For many businesses, it takes years to grow revenues beyond six figures and climb into the black.
But some of the first dispensaries to open in Arizona have already managed to hit those benchmarks, generating millions of dollars in sales and hitting breakeven after just a few months in business. In fact, the initial dispensary in the Phoenix metro area reportedly is on track for $8 million in revenues in its first year of operation.
Chalk it up to unusual circumstances that limited competition early on and gave the first centers – which started opening in December – a monopoly on a huge market (there are roughly 36,000 registered patients in the state).
Now, however, the landscape is changing.
Four dispensaries are slated to open in Arizona by next week – bringing the total to 11 – and dozens more will launch in the next few months, introducing competition to markets where none existed before.

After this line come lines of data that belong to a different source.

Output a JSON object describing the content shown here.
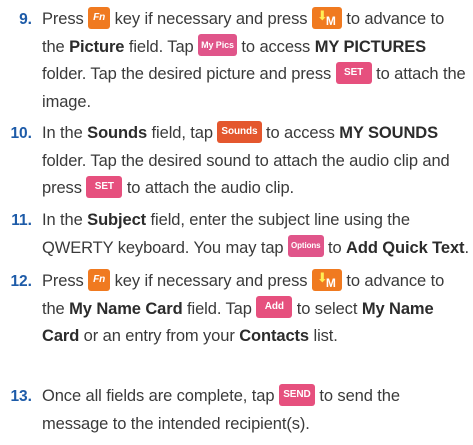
{
  "steps": [
    {
      "num": "9.",
      "t1": "Press ",
      "fn_key": "Fn",
      "t2": " key if necessary and press ",
      "down_key_label": "M",
      "t3": " to advance to the ",
      "b1": "Picture",
      "t4": " field. Tap ",
      "mypics_btn": "My Pics",
      "t5": " to access ",
      "b2": "MY PICTURES",
      "t6": " folder. Tap the desired picture and press ",
      "set_btn": "SET",
      "t7": " to attach the image."
    },
    {
      "num": "10.",
      "t1": "In the ",
      "b1": "Sounds",
      "t2": " field, tap ",
      "sounds_btn": "Sounds",
      "t3": " to access ",
      "b2": "MY SOUNDS",
      "t4": " folder. Tap the desired sound to attach the audio clip and press ",
      "set_btn": "SET",
      "t5": " to attach the audio clip."
    },
    {
      "num": "11.",
      "t1": "In the ",
      "b1": "Subject",
      "t2": " field, enter the subject line using the QWERTY keyboard. You may tap ",
      "options_btn": "Options",
      "t3": " to ",
      "b2": "Add Quick Text",
      "t4": "."
    },
    {
      "num": "12.",
      "t1": "Press ",
      "fn_key": "Fn",
      "t2": " key if necessary and press ",
      "down_key_label": "M",
      "t3": " to advance to the ",
      "b1": "My Name Card",
      "t4": " field. Tap ",
      "add_btn": "Add",
      "t5": " to select ",
      "b2": "My Name Card",
      "t6": " or an entry from your ",
      "b3": "Contacts",
      "t7": " list."
    },
    {
      "num": "13.",
      "t1": "Once all fields are complete, tap ",
      "send_btn": "SEND",
      "t2": " to send the message to the intended recipient(s)."
    }
  ],
  "colors": {
    "step_number": "#1d5ba8",
    "key_orange": "#f07a20",
    "button_pink": "#e0558a",
    "button_red": "#e4572e"
  },
  "icons": {
    "fn_key": "fn-key-icon",
    "down_key": "down-navigation-key-icon"
  }
}
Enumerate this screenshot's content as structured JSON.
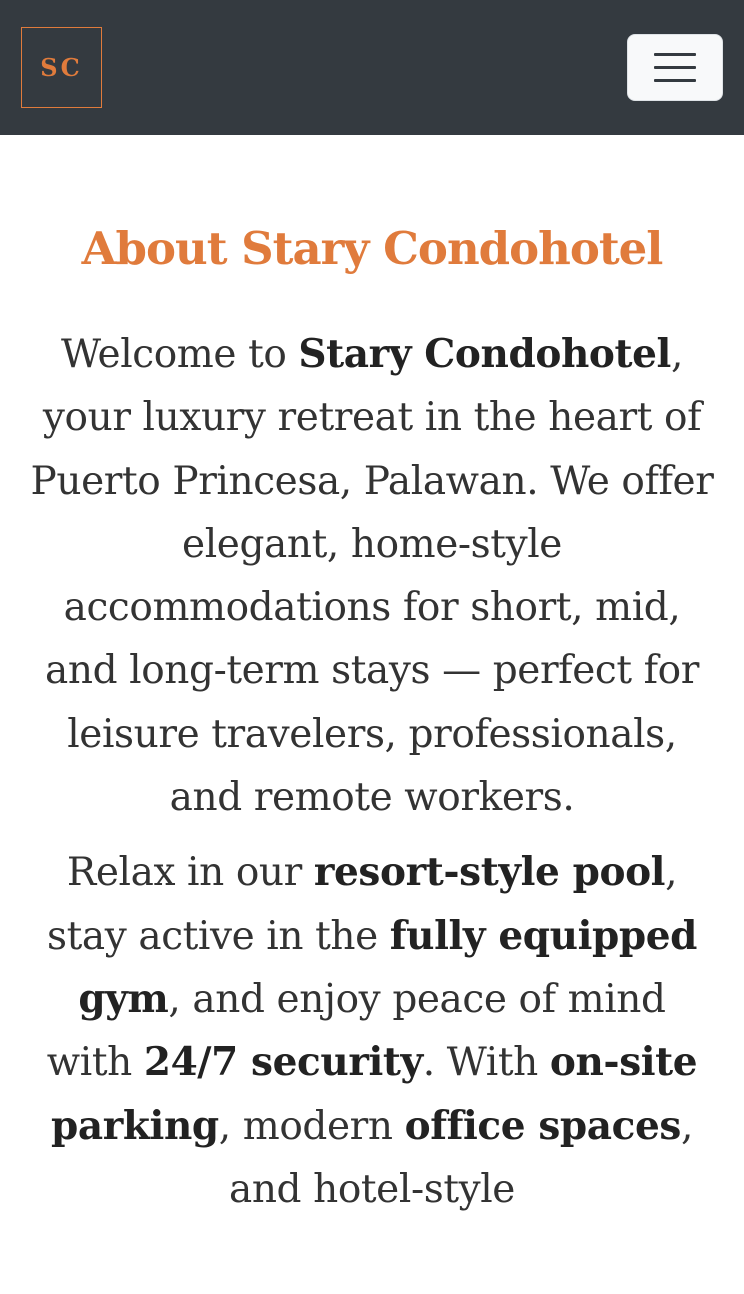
{
  "navbar": {
    "logo_text": "SC",
    "menu_toggle": "menu-toggle",
    "colors": {
      "background": "#343a40",
      "accent": "#e07b3c"
    }
  },
  "about": {
    "title": "About Stary Condohotel",
    "p1": {
      "t1": "Welcome to ",
      "b1": "Stary Condohotel",
      "t2": ", your luxury retreat in the heart of Puerto Princesa, Palawan. We offer elegant, home-style accommodations for short, mid, and long-term stays — perfect for leisure travelers, professionals, and remote workers."
    },
    "p2": {
      "t1": "Relax in our ",
      "b1": "resort-style pool",
      "t2": ", stay active in the ",
      "b2": "fully equipped gym",
      "t3": ", and enjoy peace of mind with ",
      "b3": "24/7 security",
      "t4": ". With ",
      "b4": "on-site parking",
      "t5": ", modern ",
      "b5": "office spaces",
      "t6": ", and hotel-style"
    }
  }
}
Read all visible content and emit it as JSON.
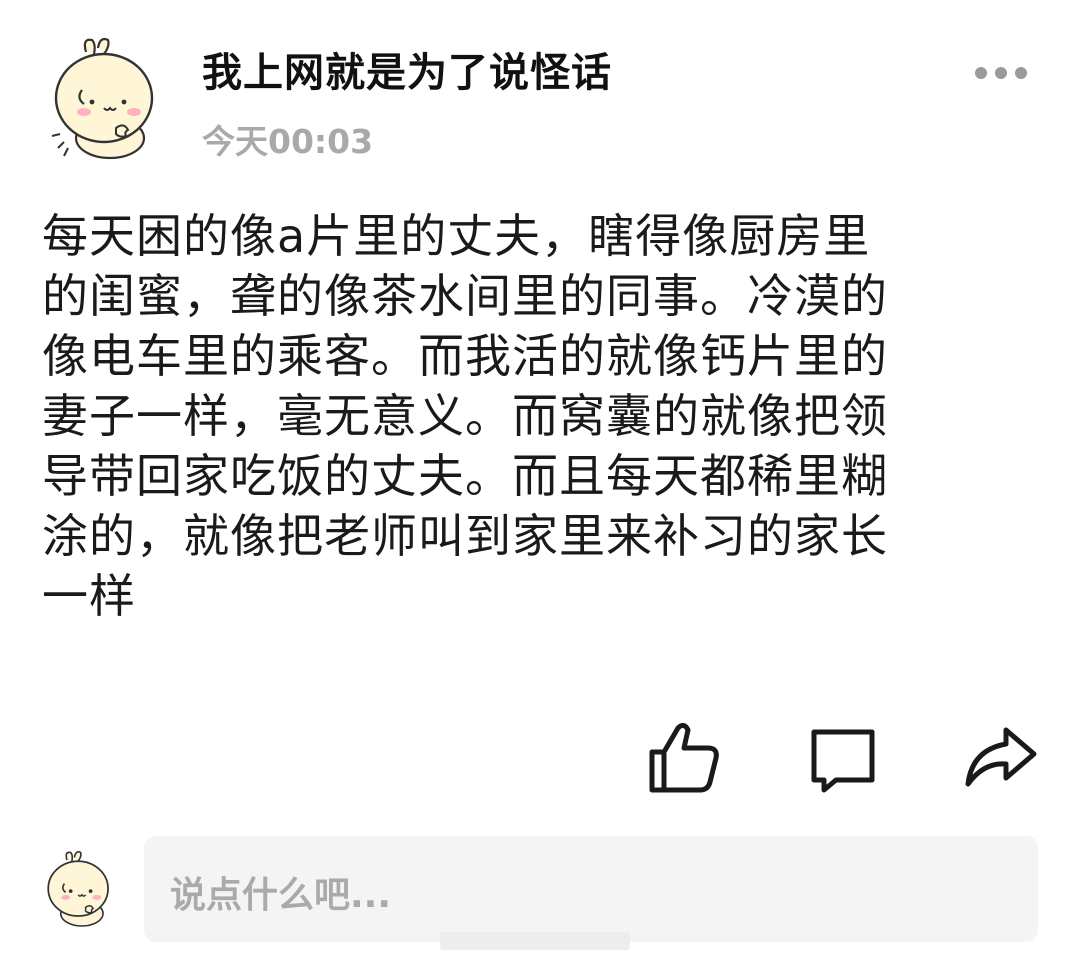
{
  "post": {
    "author": "我上网就是为了说怪话",
    "time": "今天00:03",
    "content_lines": [
      "每天困的像a片里的丈夫，瞎得像厨房里",
      "的闺蜜，聋的像茶水间里的同事。冷漠的",
      "像电车里的乘客。而我活的就像钙片里的",
      "妻子一样，毫无意义。而窝囊的就像把领",
      "导带回家吃饭的丈夫。而且每天都稀里糊",
      "涂的，就像把老师叫到家里来补习的家长",
      "一样"
    ]
  },
  "icons": {
    "more": "more-dots-icon",
    "like": "thumbs-up-icon",
    "comment": "comment-bubble-icon",
    "share": "share-arrow-icon"
  },
  "comment_input": {
    "placeholder": "说点什么吧..."
  },
  "colors": {
    "text": "#1a1a1a",
    "muted": "#a9a9a9",
    "input_bg": "#f4f4f4",
    "avatar_face": "#fff6d8"
  }
}
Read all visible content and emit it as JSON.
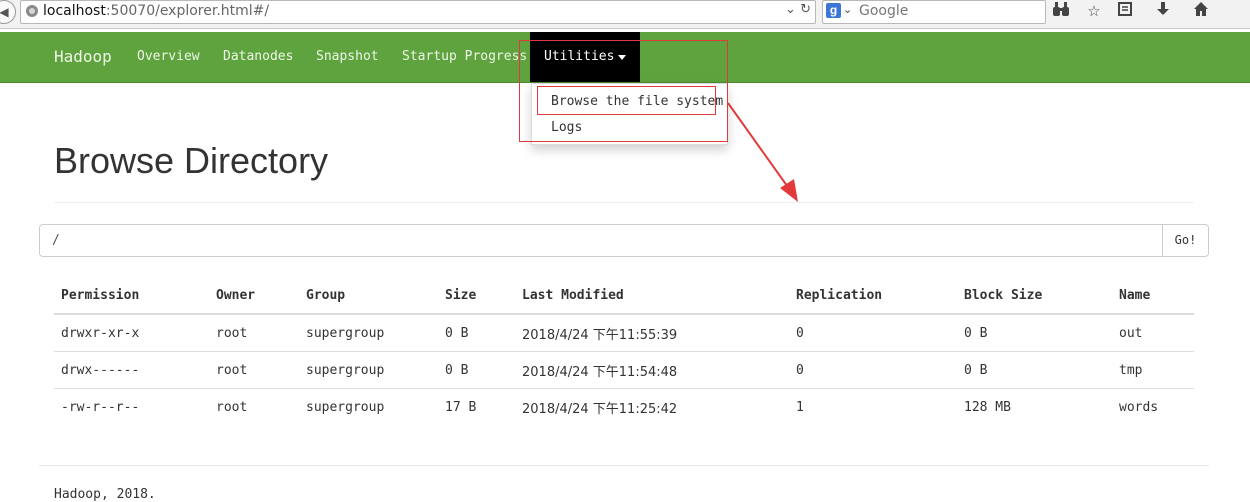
{
  "browser": {
    "url_host": "localhost",
    "url_rest": ":50070/explorer.html#/",
    "search_engine_letter": "g",
    "search_placeholder": "Google"
  },
  "navbar": {
    "brand": "Hadoop",
    "items": [
      "Overview",
      "Datanodes",
      "Snapshot",
      "Startup Progress"
    ],
    "active": "Utilities",
    "background": "#5fa33e"
  },
  "dropdown": {
    "items": [
      "Browse the file system",
      "Logs"
    ]
  },
  "page": {
    "title": "Browse Directory",
    "path_value": "/",
    "go_label": "Go!"
  },
  "table": {
    "headers": [
      "Permission",
      "Owner",
      "Group",
      "Size",
      "Last Modified",
      "Replication",
      "Block Size",
      "Name"
    ],
    "rows": [
      [
        "drwxr-xr-x",
        "root",
        "supergroup",
        "0 B",
        "2018/4/24 下午11:55:39",
        "0",
        "0 B",
        "out"
      ],
      [
        "drwx------",
        "root",
        "supergroup",
        "0 B",
        "2018/4/24 下午11:54:48",
        "0",
        "0 B",
        "tmp"
      ],
      [
        "-rw-r--r--",
        "root",
        "supergroup",
        "17 B",
        "2018/4/24 下午11:25:42",
        "1",
        "128 MB",
        "words"
      ]
    ]
  },
  "footer": {
    "text": "Hadoop, 2018."
  }
}
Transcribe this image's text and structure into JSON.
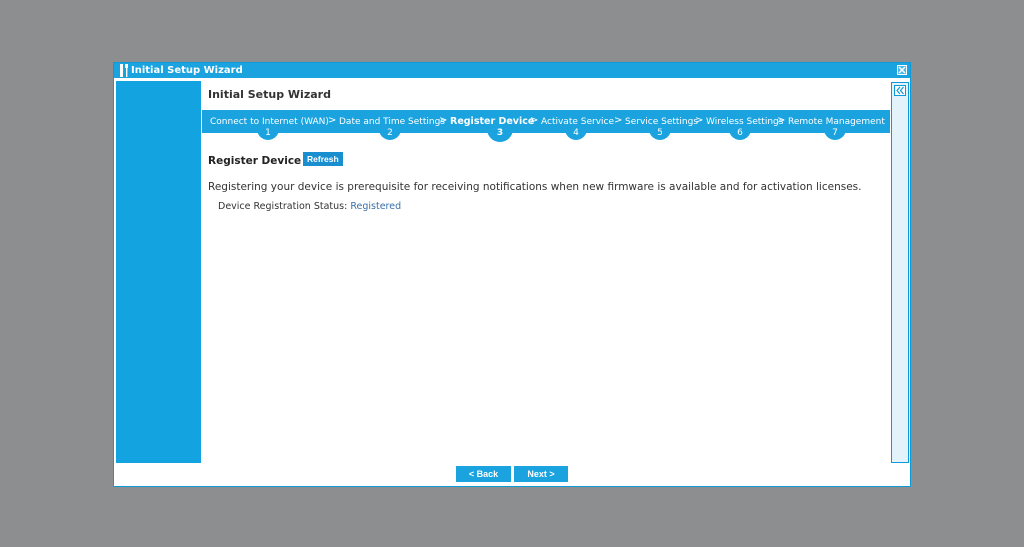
{
  "window": {
    "title": "Initial Setup Wizard",
    "title_icon": "wrench-screwdriver-icon",
    "close_icon": "close-icon"
  },
  "wizard": {
    "heading": "Initial Setup Wizard",
    "collapse_icon": "double-chevron-left-icon",
    "separator": ">",
    "steps": [
      {
        "label": "Connect to Internet (WAN)",
        "number": "1"
      },
      {
        "label": "Date and Time Settings",
        "number": "2"
      },
      {
        "label": "Register Device",
        "number": "3"
      },
      {
        "label": "Activate Service",
        "number": "4"
      },
      {
        "label": "Service Settings",
        "number": "5"
      },
      {
        "label": "Wireless Settings",
        "number": "6"
      },
      {
        "label": "Remote Management",
        "number": "7"
      }
    ],
    "active_step": 3
  },
  "register": {
    "title": "Register Device",
    "refresh_label": "Refresh",
    "description": "Registering your device is prerequisite for receiving notifications when new firmware is available and for activation licenses.",
    "status_label": "Device Registration Status:",
    "status_value": "Registered"
  },
  "nav": {
    "back_label": "< Back",
    "next_label": "Next >"
  },
  "colors": {
    "accent": "#1aa3df",
    "sidebar": "#12a3e0",
    "status_link": "#3a6fa8",
    "background": "#8c8e90"
  }
}
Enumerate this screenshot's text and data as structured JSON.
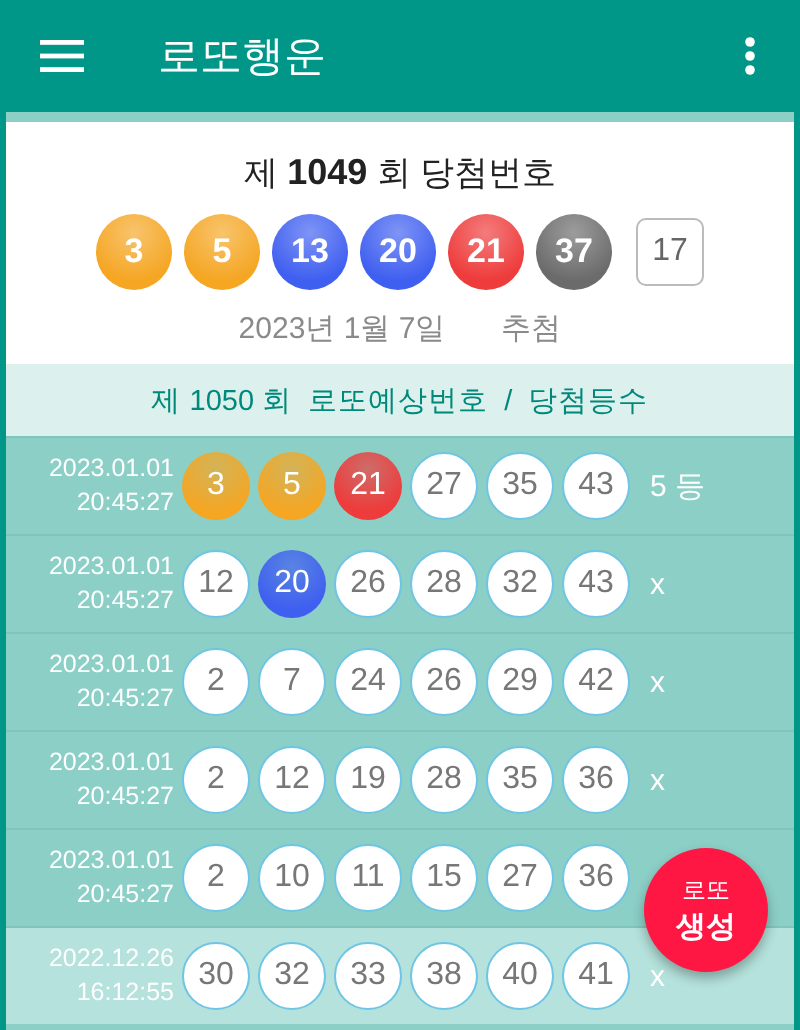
{
  "app_bar": {
    "title": "로또행운"
  },
  "draw": {
    "title": "제 **1049** 회 당첨번호",
    "balls": [
      {
        "number": "3",
        "color": "#f5a623"
      },
      {
        "number": "5",
        "color": "#f5a623"
      },
      {
        "number": "13",
        "color": "#3f5ff0"
      },
      {
        "number": "20",
        "color": "#3f5ff0"
      },
      {
        "number": "21",
        "color": "#ee3b3b"
      },
      {
        "number": "37",
        "color": "#6b6b6b"
      }
    ],
    "bonus": "17",
    "date": "2023년 1월 7일",
    "label": "추첨"
  },
  "list_header": "제 1050 회  로또예상번호  /  당첨등수",
  "rows": [
    {
      "date": "2023.01.01",
      "time": "20:45:27",
      "selected": false,
      "result": "5 등",
      "balls": [
        {
          "number": "3",
          "color": "#f5a623"
        },
        {
          "number": "5",
          "color": "#f5a623"
        },
        {
          "number": "21",
          "color": "#ee3b3b"
        },
        {
          "number": "27",
          "color": "#ffffff"
        },
        {
          "number": "35",
          "color": "#ffffff"
        },
        {
          "number": "43",
          "color": "#ffffff"
        }
      ]
    },
    {
      "date": "2023.01.01",
      "time": "20:45:27",
      "selected": false,
      "result": "x",
      "balls": [
        {
          "number": "12",
          "color": "#ffffff"
        },
        {
          "number": "20",
          "color": "#3f5ff0"
        },
        {
          "number": "26",
          "color": "#ffffff"
        },
        {
          "number": "28",
          "color": "#ffffff"
        },
        {
          "number": "32",
          "color": "#ffffff"
        },
        {
          "number": "43",
          "color": "#ffffff"
        }
      ]
    },
    {
      "date": "2023.01.01",
      "time": "20:45:27",
      "selected": false,
      "result": "x",
      "balls": [
        {
          "number": "2",
          "color": "#ffffff"
        },
        {
          "number": "7",
          "color": "#ffffff"
        },
        {
          "number": "24",
          "color": "#ffffff"
        },
        {
          "number": "26",
          "color": "#ffffff"
        },
        {
          "number": "29",
          "color": "#ffffff"
        },
        {
          "number": "42",
          "color": "#ffffff"
        }
      ]
    },
    {
      "date": "2023.01.01",
      "time": "20:45:27",
      "selected": false,
      "result": "x",
      "balls": [
        {
          "number": "2",
          "color": "#ffffff"
        },
        {
          "number": "12",
          "color": "#ffffff"
        },
        {
          "number": "19",
          "color": "#ffffff"
        },
        {
          "number": "28",
          "color": "#ffffff"
        },
        {
          "number": "35",
          "color": "#ffffff"
        },
        {
          "number": "36",
          "color": "#ffffff"
        }
      ]
    },
    {
      "date": "2023.01.01",
      "time": "20:45:27",
      "selected": false,
      "balls": [
        {
          "number": "2",
          "color": "#ffffff"
        },
        {
          "number": "10",
          "color": "#ffffff"
        },
        {
          "number": "11",
          "color": "#ffffff"
        },
        {
          "number": "15",
          "color": "#ffffff"
        },
        {
          "number": "27",
          "color": "#ffffff"
        },
        {
          "number": "36",
          "color": "#ffffff"
        }
      ]
    },
    {
      "date": "2022.12.26",
      "time": "16:12:55",
      "selected": true,
      "result": "x",
      "balls": [
        {
          "number": "30",
          "color": "#ffffff"
        },
        {
          "number": "32",
          "color": "#ffffff"
        },
        {
          "number": "33",
          "color": "#ffffff"
        },
        {
          "number": "38",
          "color": "#ffffff"
        },
        {
          "number": "40",
          "color": "#ffffff"
        },
        {
          "number": "41",
          "color": "#ffffff"
        }
      ]
    }
  ],
  "fab": {
    "lines": [
      "로또",
      "생성"
    ]
  }
}
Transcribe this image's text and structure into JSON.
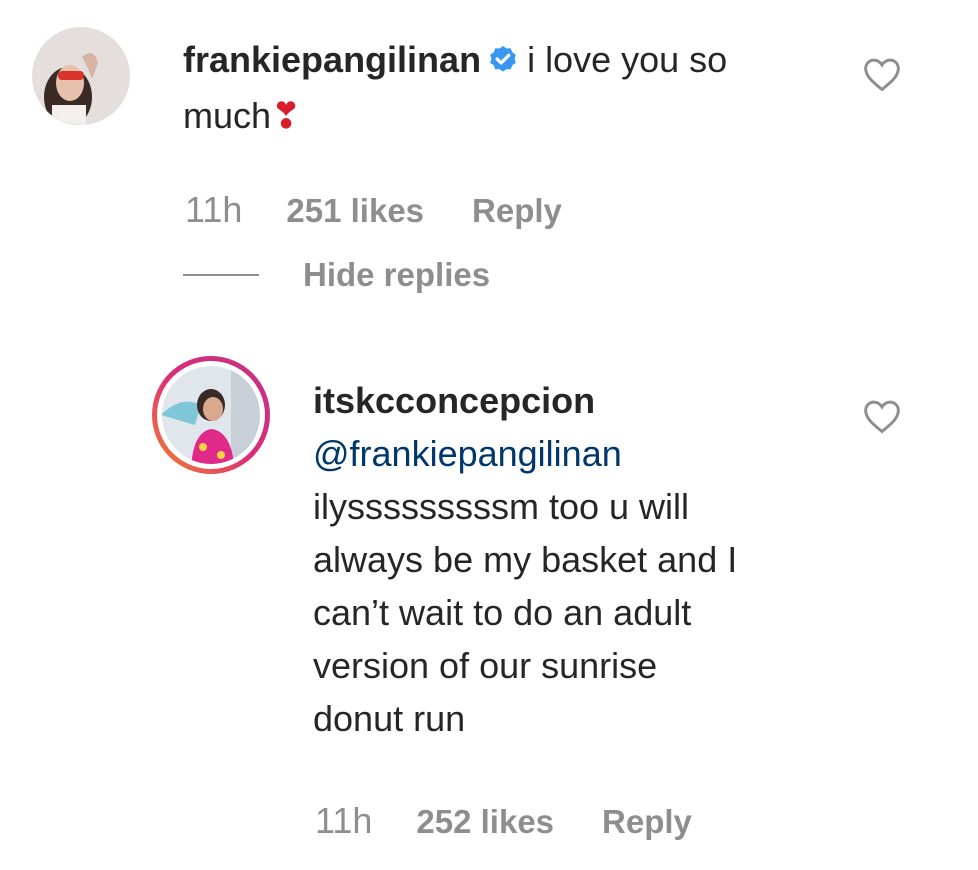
{
  "comment": {
    "username": "frankiepangilinan",
    "text_line1": "i love you so",
    "text_line2": "much",
    "emoji": "❣",
    "time": "11h",
    "likes": "251 likes",
    "reply_label": "Reply",
    "hide_replies_label": "Hide replies"
  },
  "reply": {
    "username": "itskcconcepcion",
    "mention": "@frankiepangilinan",
    "lines": [
      "ilysssssssssm too u will",
      "always be my basket and I",
      "can’t wait to do an adult",
      "version of our sunrise",
      "donut run"
    ],
    "time": "11h",
    "likes": "252 likes",
    "reply_label": "Reply"
  },
  "colors": {
    "verified": "#3897f0",
    "mention": "#00376b",
    "meta": "#8e8e8e",
    "story_ring_start": "#f58529",
    "story_ring_end": "#dd2a7b"
  },
  "icons": {
    "verified": "verified-badge-icon",
    "like": "heart-outline-icon"
  }
}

The initial dispensaries that opened could see their revenues and margins dip significantly, especially those located in or near larger cities where competition will be the heaviest.
The state allows only one dispensary in each of 126 pre-defined regions (called Community Health Analysis Areas, or CHAAs). So dispensaries in rural areas will be able to continue to corner the local market. But MMJ centers in Arizona’s larger cities will compete for patients. The Phoenix metro area, for example, has more than 40 CHAAs, while metro Tuscon has about a dozen.
As one would expect, simply opening your doors will no longer guarantee immediate success. Going forward, “the operations with the best patient services and the best medicine will be the ones that emerge as market leaders,” said Kris Krane, managing partner of Arizona-based MMJ consultancy 4Front Advisors.
“Typically, what we see in other states like California is that the dispensaries that have the nicest storefronts, the best-trained staff and the best medicine and those that offer great services to patients tend to do significantly better than all other dispensaries in their markets,” Krane said. “We expect that will be true in Arizona as well.”
Many cannabis entrepreneurs dream of – and expect – to see huge revenue growth and profits when starting out in the medical marijuana industry, yet in most cases it doesn’t play out this way. Competitive and regulatory challenges often get the better of MMJ businesses, and those huge expected profits never materialize.
In Arizona, however, early entrants were able to capitalize on a unique situation.
The few dispensaries already in business took on sizable risks by laying the groundwork to open despite a pending court case that could have sunk the entire program. They gambled big and won big: A judge ruled in favor of the MMJ industry in December, giving them the jump on most other would-be dispensary operators that held off on their plans until the court’s decision.
Existing dispensaries have been able to build a sizable competitive advantage over newcomers, having already developed a loyal clientele and learned what works and what doesn’t.